Therefore, you can see by doubling the R-value, you massively cut heat loss by 1000 Watts! Over a period of 24 hours, that translates to 24 kWh or 90,000 BTU.

Another way to increase insulation is to increase the thickness. R-values are measured on a per square inch thickness basis. As you increase the layering, the insulating gets better.

## Attic, Roofs, Walls, Floors

These parts of the house can be insulated with fiberglass batting or spray foam or rigid foam. There are also special insulating paints that can be used on walls.

Fiberglass insulation is the most common type of “filler” insulation. It is made from recycled glass and sand. It is available in rolls or batts and can be installed in walls, ceilings, and floors. The R-value of is 2.4 to 4.0 per inch. Most homes use this type.

Cellulose insulation is made from recycled paper products. It is available in rolls or batts and can be installed in walls, ceilings, and floors. The R-value is 3.0 to 3.8 per inch.

Spray foam insulation is a type of insulation that is sprayed onto walls, ceilings, and floors. It expands and forms a barrier that helps keep heat in or out of a home. The R-value is 3.0 to 7.0 per inch.

Rigid foam insulation is a type of insulation that comes in boards or panels. It can be used on walls, ceilings, and floors. The r-value is 3.5 to 8.0 per inch.

## Doors And Windows

These parts of the house can be insulated with weather-stripping or caulk. There’s less options here though I don’t see why we can’t have improved insulated doors. Windows certainly if you get double, triple glazing, that will up the insulation. According to a window manufacturer Jeld-Wen, the U-value of double vs triple is 1.5 vs 1.0. That’s a modest 30% reduction going from double to triple glaze.

## What Is Weather Stripping For Insulation

Weather stripping is a process in which the gaps around doors and windows are filled in order to prevent drafts and air leaks.

In order to install weather stripping, you will first need to clean the surface around the door or window. Next, you will need to measure the area in order to cut the weather stripping to size. Once the weather stripping is cut to size, you will need to peel off the adhesive backing and apply it to the door or window.

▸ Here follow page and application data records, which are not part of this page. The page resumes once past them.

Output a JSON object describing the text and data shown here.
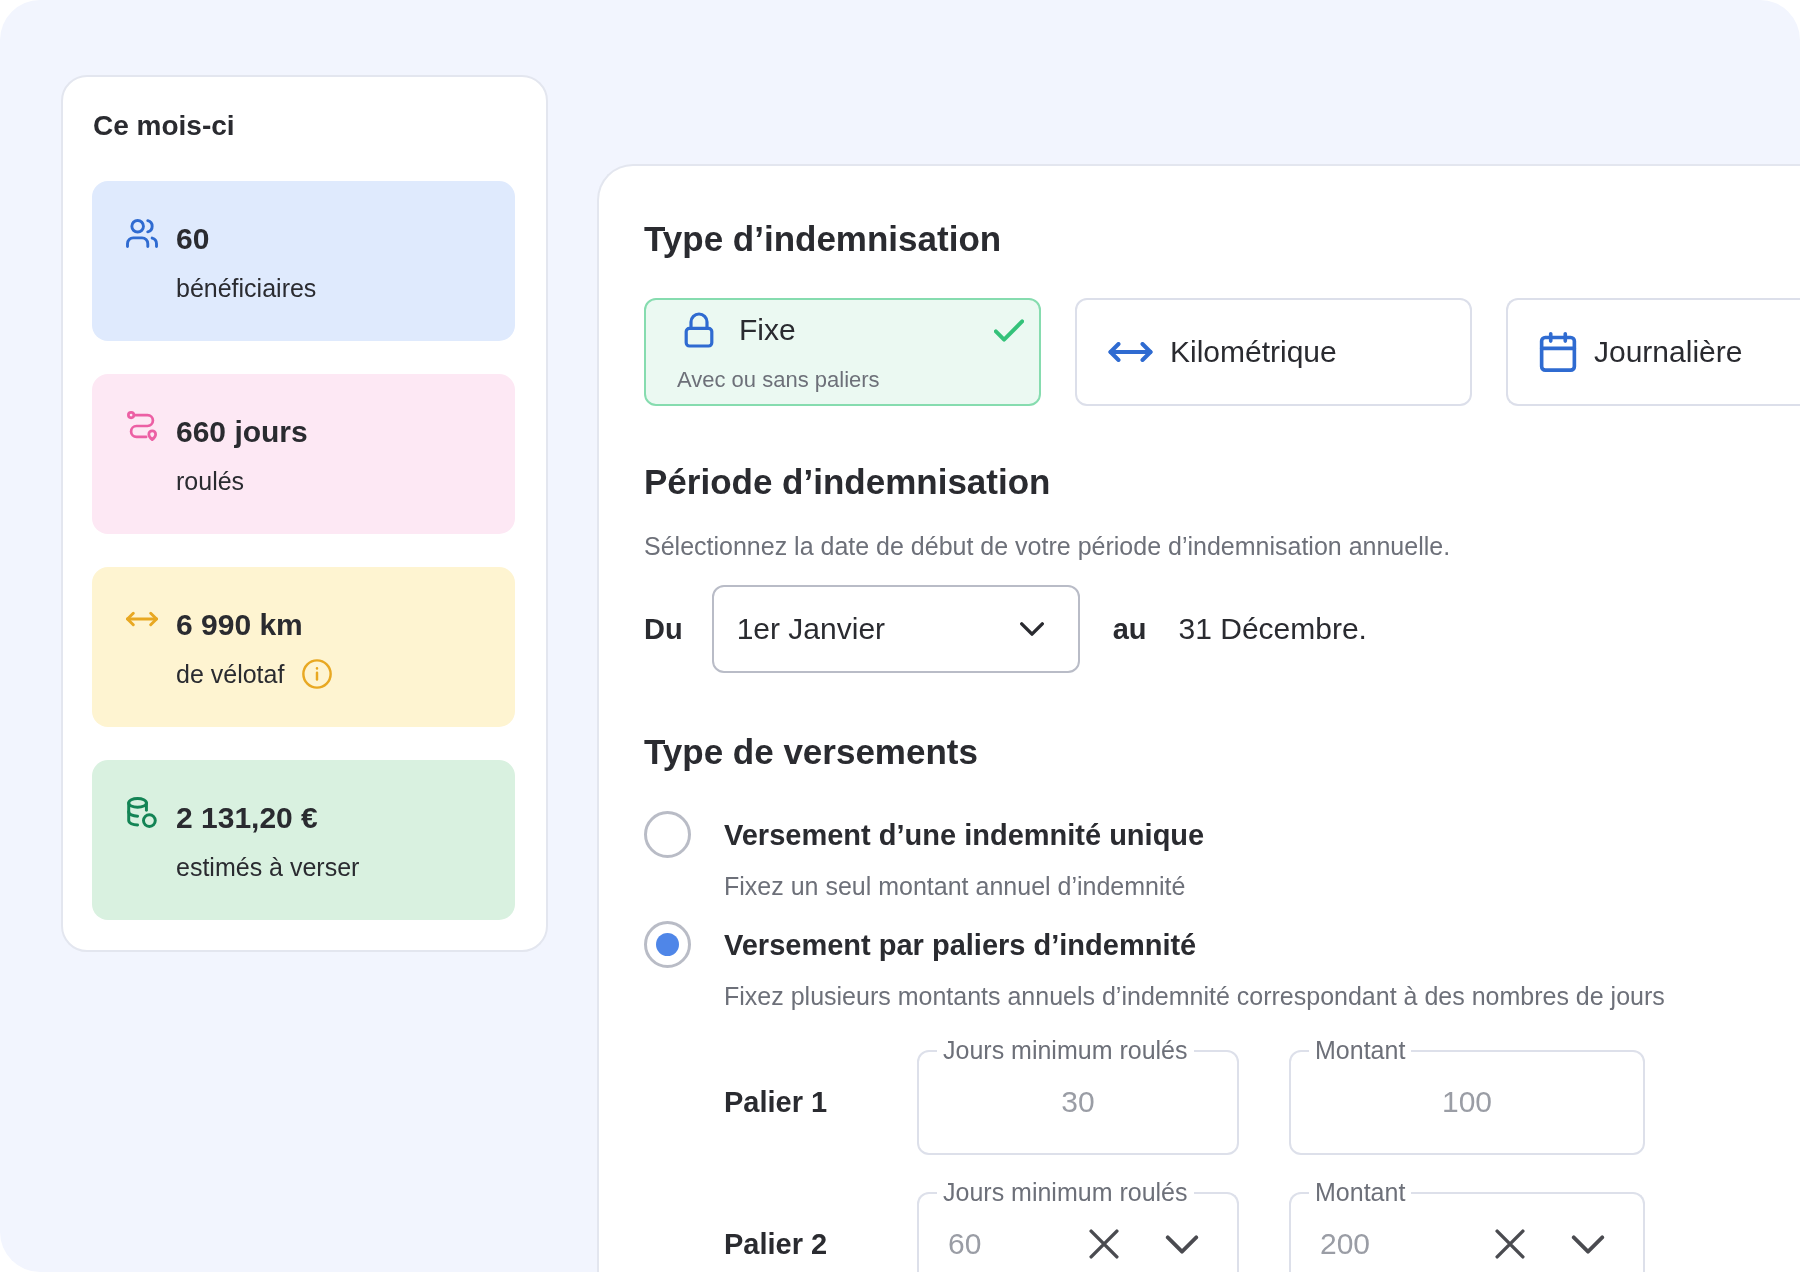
{
  "summary": {
    "title": "Ce mois-ci",
    "stats": [
      {
        "kind": "users",
        "value": "60",
        "label": "bénéficiaires",
        "color": "#dfeafd",
        "info": false
      },
      {
        "kind": "route",
        "value": "660 jours",
        "label": "roulés",
        "color": "#fde8f4",
        "info": false
      },
      {
        "kind": "distance",
        "value": "6 990 km",
        "label": "de vélotaf",
        "color": "#fef4d1",
        "info": true
      },
      {
        "kind": "money",
        "value": "2 131,20 €",
        "label": "estimés à verser",
        "color": "#d9f1e0",
        "info": false
      }
    ]
  },
  "compensation": {
    "title": "Type d’indemnisation",
    "types": [
      {
        "kind": "fixed",
        "label": "Fixe",
        "hint": "Avec ou sans paliers",
        "selected": true
      },
      {
        "kind": "distance",
        "label": "Kilométrique",
        "selected": false
      },
      {
        "kind": "daily",
        "label": "Journalière",
        "selected": false
      }
    ]
  },
  "period": {
    "title": "Période d’indemnisation",
    "description": "Sélectionnez la date de début de votre période d’indemnisation annuelle.",
    "from_label": "Du",
    "start_select": {
      "value": "1er Janvier"
    },
    "to_label": "au",
    "end_date": "31 Décembre."
  },
  "payments": {
    "title": "Type de versements",
    "options": [
      {
        "label": "Versement d’une indemnité unique",
        "description": "Fixez un seul montant annuel d’indemnité",
        "selected": false
      },
      {
        "label": "Versement par paliers d’indemnité",
        "description": "Fixez plusieurs montants annuels d’indemnité correspondant à des nombres de jours",
        "selected": true
      }
    ],
    "tiers": [
      {
        "label": "Palier 1",
        "fields": [
          {
            "kind": "plain",
            "label": "Jours minimum roulés",
            "value": "30"
          },
          {
            "kind": "plain",
            "label": "Montant",
            "value": "100"
          }
        ]
      },
      {
        "label": "Palier 2",
        "fields": [
          {
            "kind": "clearable",
            "label": "Jours minimum roulés",
            "value": "60"
          },
          {
            "kind": "clearable",
            "label": "Montant",
            "value": "200"
          }
        ]
      }
    ]
  }
}
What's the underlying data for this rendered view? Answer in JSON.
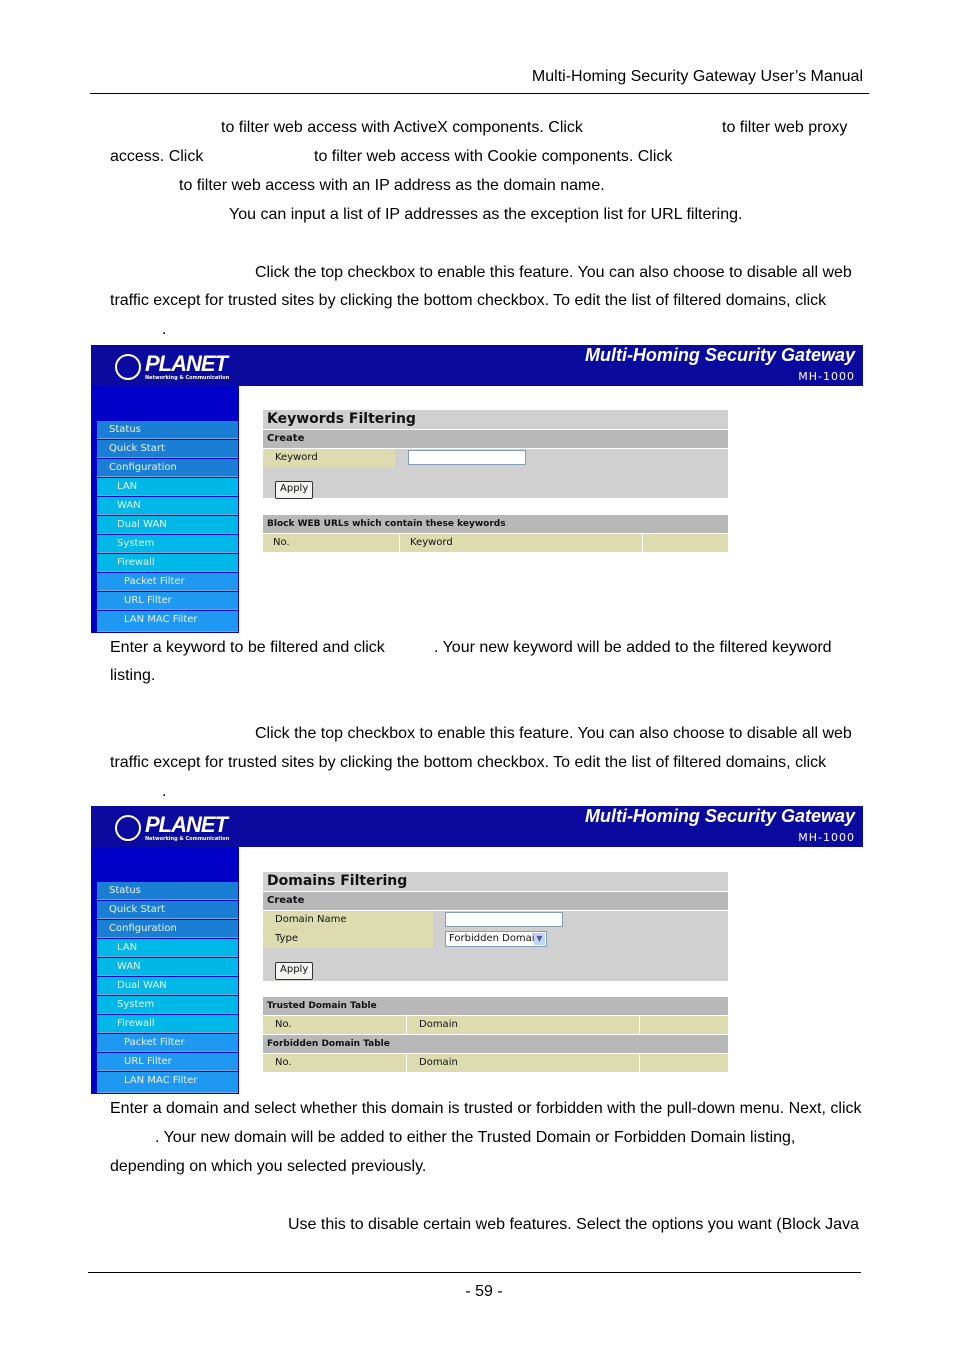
{
  "header": {
    "title": "Multi-Homing  Security  Gateway  User’s  Manual"
  },
  "para1": {
    "l1a": "to filter web access with ActiveX components. Click",
    "l1b": "to filter web proxy",
    "l2a": "access. Click",
    "l2b": "to filter web access with Cookie components. Click",
    "l3": "to filter web access with an IP address as the domain name.",
    "l4": "You can input a list of IP addresses as the exception list for URL filtering."
  },
  "para2": {
    "l1": "Click the top checkbox to enable this feature. You can also choose to disable all web",
    "l2": "traffic except for trusted sites by clicking the bottom checkbox. To edit the list of filtered domains, click",
    "l3": "."
  },
  "para3": {
    "l1a": "Enter a keyword to be filtered and click",
    "l1b": ". Your new keyword will be added to the filtered keyword",
    "l2": "listing."
  },
  "para4": {
    "l1": "Click the top checkbox to enable this feature. You can also choose to disable all web",
    "l2": "traffic except for trusted sites by clicking the bottom checkbox. To edit the list of filtered domains, click",
    "l3": "."
  },
  "para5": {
    "l1": "Enter a domain and select whether this domain is trusted or forbidden with the pull-down menu. Next, click",
    "l2": ". Your new domain will be added to either the Trusted Domain or Forbidden Domain listing,",
    "l3": "depending on which you selected previously."
  },
  "para6": {
    "l1": "Use this to disable certain web features. Select the options you want (Block Java"
  },
  "footer": {
    "page": "- 59 -"
  },
  "app": {
    "logo": "PLANET",
    "logo_sub": "Networking & Communication",
    "product": "Multi-Homing Security Gateway",
    "model": "MH-1000",
    "menu": [
      "Status",
      "Quick Start",
      "Configuration",
      "LAN",
      "WAN",
      "Dual WAN",
      "System",
      "Firewall",
      "Packet Filter",
      "URL Filter",
      "LAN MAC Filter"
    ]
  },
  "shot1": {
    "title": "Keywords Filtering",
    "create": "Create",
    "keyword_label": "Keyword",
    "keyword_value": "",
    "apply": "Apply",
    "table_title": "Block WEB URLs which contain these keywords",
    "col_no": "No.",
    "col_keyword": "Keyword"
  },
  "shot2": {
    "title": "Domains Filtering",
    "create": "Create",
    "domain_label": "Domain Name",
    "domain_value": "",
    "type_label": "Type",
    "type_value": "Forbidden Domain",
    "apply": "Apply",
    "trusted_title": "Trusted Domain Table",
    "forbidden_title": "Forbidden Domain Table",
    "col_no": "No.",
    "col_domain": "Domain"
  }
}
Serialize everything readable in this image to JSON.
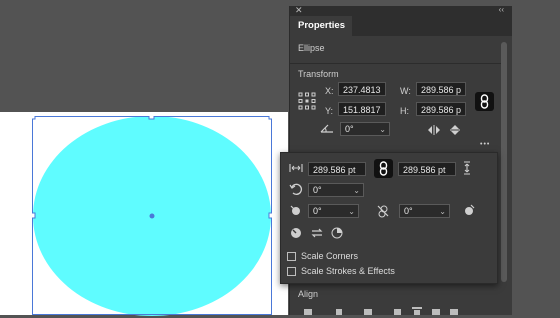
{
  "panel": {
    "close_glyph": "✕",
    "collapse_glyph": "‹‹",
    "tab_label": "Properties",
    "object_type": "Ellipse",
    "transform": {
      "section_label": "Transform",
      "x_label": "X:",
      "x_value": "237.4813",
      "y_label": "Y:",
      "y_value": "151.8817",
      "w_label": "W:",
      "w_value": "289.586 p",
      "h_label": "H:",
      "h_value": "289.586 p",
      "rotate_value": "0°",
      "more_glyph": "•••"
    },
    "align": {
      "section_label": "Align"
    }
  },
  "popup": {
    "width_value": "289.586 pt",
    "height_value": "289.586 pt",
    "rotate_value": "0°",
    "shear_value": "0°",
    "shear2_value": "0°",
    "scale_corners_label": "Scale Corners",
    "scale_strokes_label": "Scale Strokes & Effects"
  },
  "colors": {
    "ellipse_fill": "#5ffcff",
    "selection": "#4a78d8",
    "canvas": "#ffffff",
    "workspace": "#535353"
  },
  "icons": [
    "reference-point-icon",
    "link-icon",
    "rotate-icon",
    "flip-horizontal-icon",
    "flip-vertical-icon",
    "more-icon",
    "width-icon",
    "height-icon",
    "shear-icon",
    "chevron-down-icon"
  ]
}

Weather stripping can last for many years, but it may need to be replaced sooner if it is exposed to sunlight or extreme temperatures. How much does weather stripping save on heating costs? Weather stripping can save you up to 10% on your heating costs.

## What Is Caulk For Insulation?

Caulk for insulation is a type of sealant that helps to fill in gaps and cracks in order to prevent heat from escaping. This can be especially useful in older homes that have less insulation.

To apply caulk, first clean the surface around the gap or crack. Then, cut the tip of the caulk tube at a 45 degree angle. Next, insert the tube of caulk into a caulk gun. Finally, squeeze the trigger of the caulk gun to apply the caulk.

Caulk can last for many years, but it will eventually need to be replaced. Caulking can save you money on your heating bills by preventing heat from escaping through gaps and cracks.

## Best Insulation?

Think of a case in which you get very expensive insulation with high r-values? Does it make sense? If you feel like you can’t answer the question, that’s because you can’t! Ask yourself whether you the very expensive type. If you live in a cold climate, and your house loses heat quickly, then yes. This is also true if you live somewhere warm and the house heats up quickly. Insulation works both ways: traps in warm air, traps in cold air.

One way to estimate whether your house needs an upgrade in being sealed is to compare your winter heating bill against houses of comparable size. If you’re bill is higher, then there’s a good chance your house is losing more heat than it should.

## What about Insulating Paint?

Bob Vila’s website has covered this and concluded that insulating paint has never been tested on large scale. The website also doesn’t recommend it based on anecdote. From a physics point of view, it’s hard to imagine enough “thermal mass” in a thin layer of paint. Thermal mass is what makes it hard for heat or cold to cross a layer of insulation. Paint just doesn’t have any thermal mass so it can’t do a good job insulating. The only kind of insulation it might provide is reflecting radiant energy back into the house.